And then all of a sudden a few nights ago, I actually slept!
I’ve seen a little bit of improvement each day since that night and was even able to be without my O2 for a little while this afternoon. I am not sure if I will fully recover and I am really not sure of anything having to do with lung transplant surgery at this point but I do know one thing. I continue to experience the faithfulness of God. He is always good and he is always with me. He is able. That is all the security I need.
Thank you for your support this year. Team Emily’s Athletes raised $11,260 for cystic fibrosis research and drug development in 2017! We are so thankful to everyone for their generosity in supporting this cause.
May is Cystic Fibrosis Awareness month. Walking in the Cystic Fibrosis Foundation’s Great Strides walk is one of the things that Jim and I do each year to raise awareness about cystic fibrosis and support the effort to find a cure. Our team, Emily’s Athletes, will be walking on May 20th. We are so thankful to the many of you who have generously supported us this year and in years past. If you haven’t contributed yet and you’d like to help, we’d love to have your support. Check out our team, Emily’s Athletes here 🙂 Nearly 90 cents of every dollar donated goes directly to cystic fibrosis research and drug development.
I am so thankful for the Cystic Fibrosis Foundation and all they do to add tomorrows for those of us who live with cystic fibrosis. Their effort and commitment to the fight against CF have added decades to my life and many others. I’m excited for what the future holds and I’m confident that cystic fibrosis will be stopped in its tracks very soon.
Today, for the 2nd time, I was able to participate in The Cystic Fibrosis advocacy day at the Massachusetts State House set up and hosted by the Cystic Fibrosis Foundation.
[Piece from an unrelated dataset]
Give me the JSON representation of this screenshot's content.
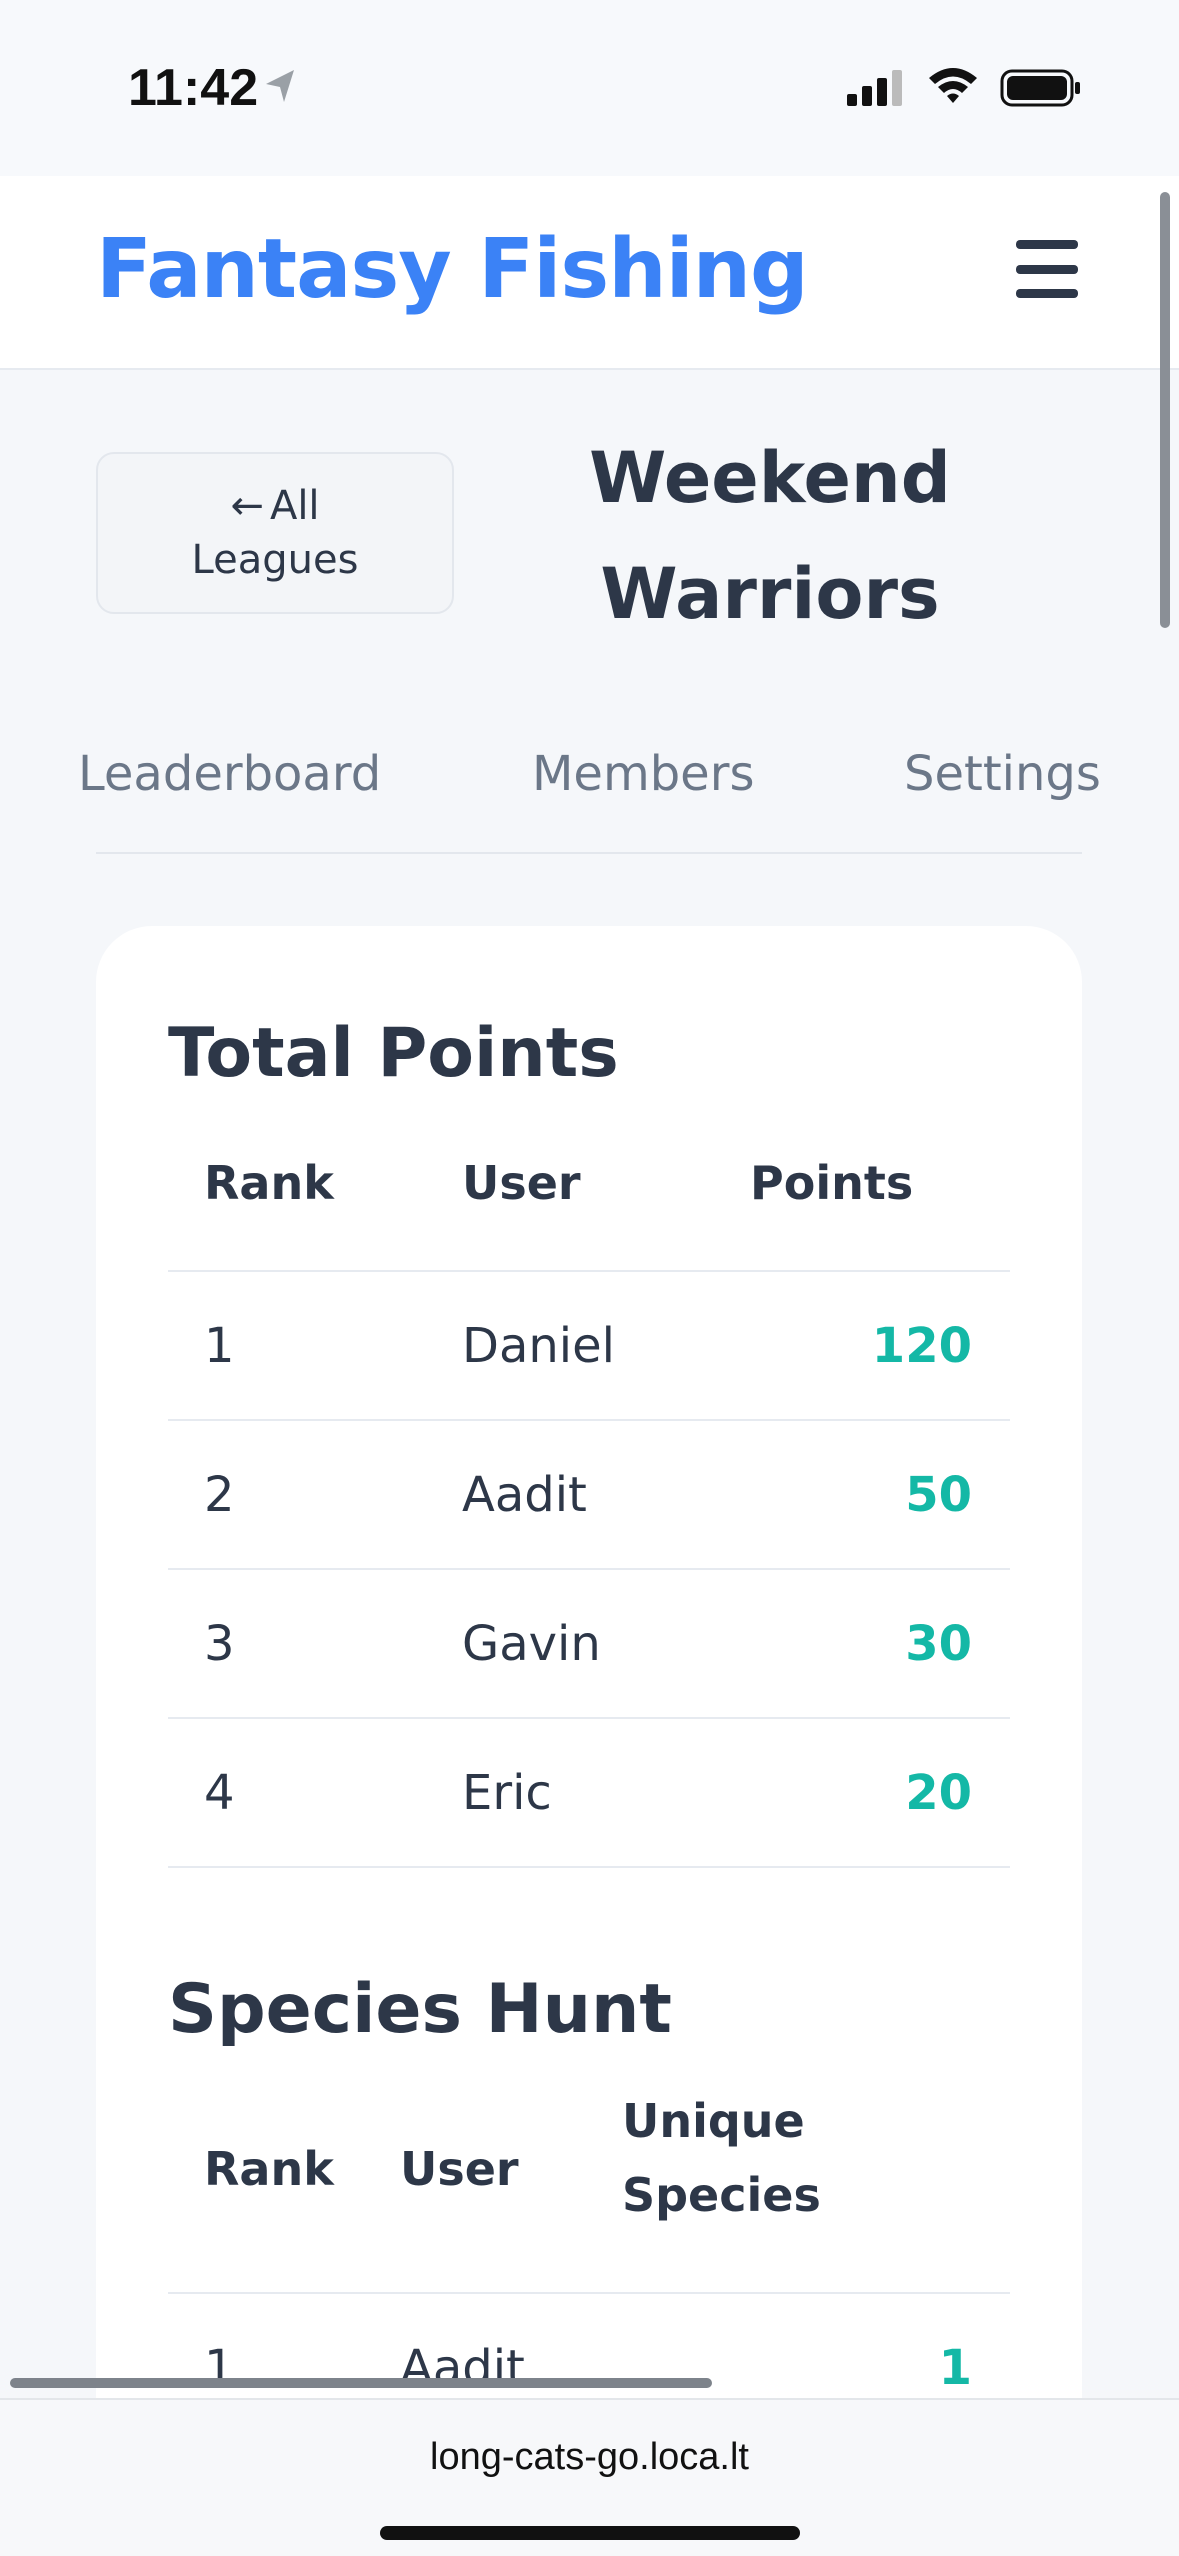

Similar advocacy days are taking place at numerous sites around the country. These advocacy days give us the opportunity to tell our state legislators our personal stories about the people we love and care for as well as ask them to support, fund and protect specific healthcare items in our states’ budget. I highly encourage anyone who is a caretaker, a sibling or spouse, a parent or just a great friend of someone with CF to take part in this program.
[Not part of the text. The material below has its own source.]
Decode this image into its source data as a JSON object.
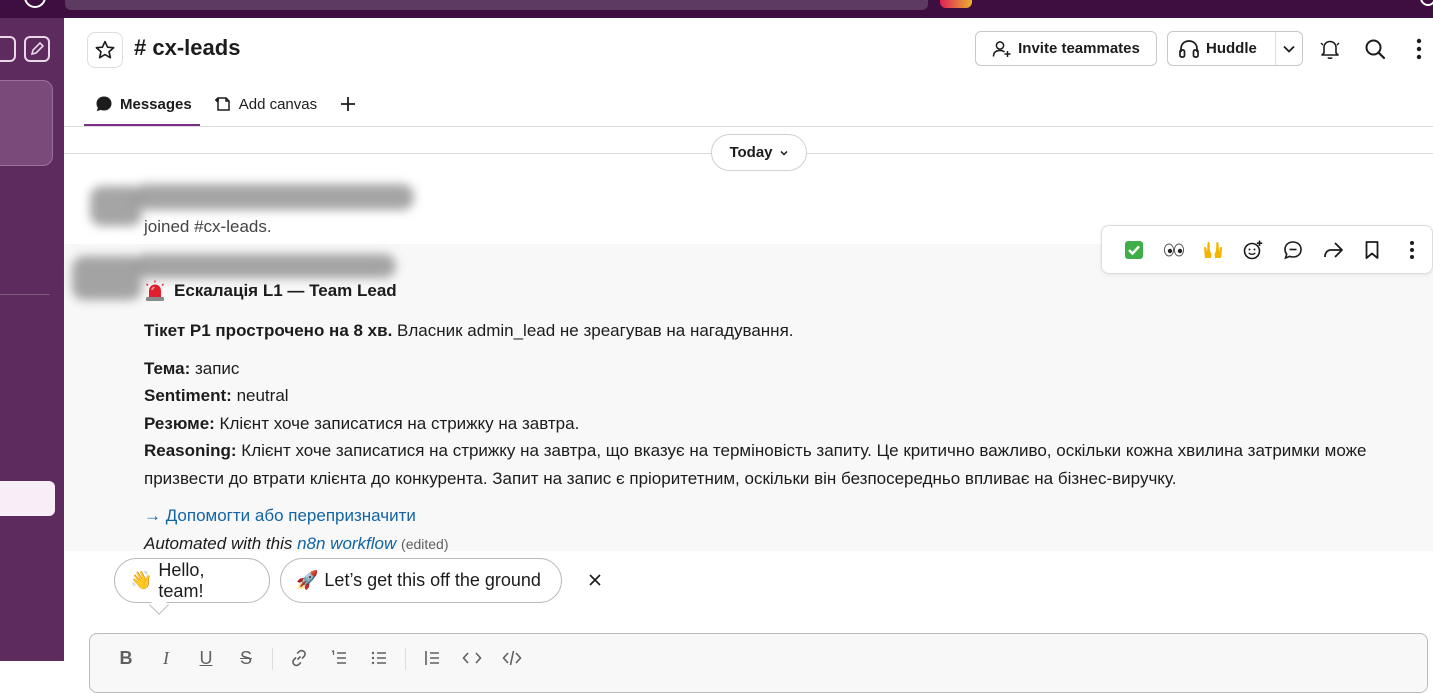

Massachusetts State House
Here’s what you can expect based on my experience the last couple of years.
The advocacy day I attended was put together by the Mass/RI chapter of the Cystic Fibrosis Foundation. (If you want to find a chapter near you, check out: https://www.cff.org/Locations/Find-a-Local-Chapter/ ) Along with a handful of members from the national office in Bethesda Maryland, they created a full day of appointments with our state legislators. In case you are uncomfortable speaking in public or worried about what you would say in these appointments, they were kind enough to put together a folder which included a cheat sheet on what topics to focus on. This was incredibly helpful because it included info on the health care issues affecting our state and how we should ask our representative to protect these key issues. We were also reminded to be personable and bring videos or pictures of the CF’er in our lives to bring their stories to life.
The truth is, the day flew by. I had 5 meetings between 10:30 AM and 1:30 PM with only a short break for lunch. As the day went on, I found that my story was getting more streamlined but also more impactful as I recognized what was important to the person I was speaking with and what resonated with them as a politician. Personally, as I heard myself telling and re-telling the story of my wife’s fight against CF, I was filled with a renewed resolve to help improve the quality of life for my wife and I was reminded of just how proud I am of her for her daily persistence through seemingly insurmountable medical and physical barriers.
This day is a powerful opportunity to get involved in shaping and protecting the healthcare landscape for the CF community and I am so grateful to the CF Foundation for putting their efforts into making this possible.